## TASK DETAILS
Output the records that follow, keeping every line exactly as it is.

- - - -

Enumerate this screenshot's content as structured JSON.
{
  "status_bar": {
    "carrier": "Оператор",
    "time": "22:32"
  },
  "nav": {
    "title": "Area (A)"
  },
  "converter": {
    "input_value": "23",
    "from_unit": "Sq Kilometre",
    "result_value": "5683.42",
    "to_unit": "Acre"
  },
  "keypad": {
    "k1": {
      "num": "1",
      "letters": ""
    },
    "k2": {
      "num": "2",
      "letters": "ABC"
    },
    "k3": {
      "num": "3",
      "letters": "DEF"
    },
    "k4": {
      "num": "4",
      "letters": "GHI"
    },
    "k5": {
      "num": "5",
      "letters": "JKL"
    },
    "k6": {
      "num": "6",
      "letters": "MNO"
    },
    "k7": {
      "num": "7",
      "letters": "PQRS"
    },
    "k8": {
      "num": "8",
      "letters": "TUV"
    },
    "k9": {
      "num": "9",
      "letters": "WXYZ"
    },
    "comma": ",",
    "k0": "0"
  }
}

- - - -

## ANSWER
Enumerate this screenshot's content as structured JSON.
{
  "status_bar": {
    "carrier": "Оператор",
    "time": "22:32"
  },
  "nav": {
    "title": "Area (A)"
  },
  "converter": {
    "input_value": "23",
    "from_unit": "Sq Kilometre",
    "result_value": "5683.42",
    "to_unit": "Acre"
  },
  "keypad": {
    "k1": {
      "num": "1",
      "letters": ""
    },
    "k2": {
      "num": "2",
      "letters": "ABC"
    },
    "k3": {
      "num": "3",
      "letters": "DEF"
    },
    "k4": {
      "num": "4",
      "letters": "GHI"
    },
    "k5": {
      "num": "5",
      "letters": "JKL"
    },
    "k6": {
      "num": "6",
      "letters": "MNO"
    },
    "k7": {
      "num": "7",
      "letters": "PQRS"
    },
    "k8": {
      "num": "8",
      "letters": "TUV"
    },
    "k9": {
      "num": "9",
      "letters": "WXYZ"
    },
    "comma": ",",
    "k0": "0"
  }
}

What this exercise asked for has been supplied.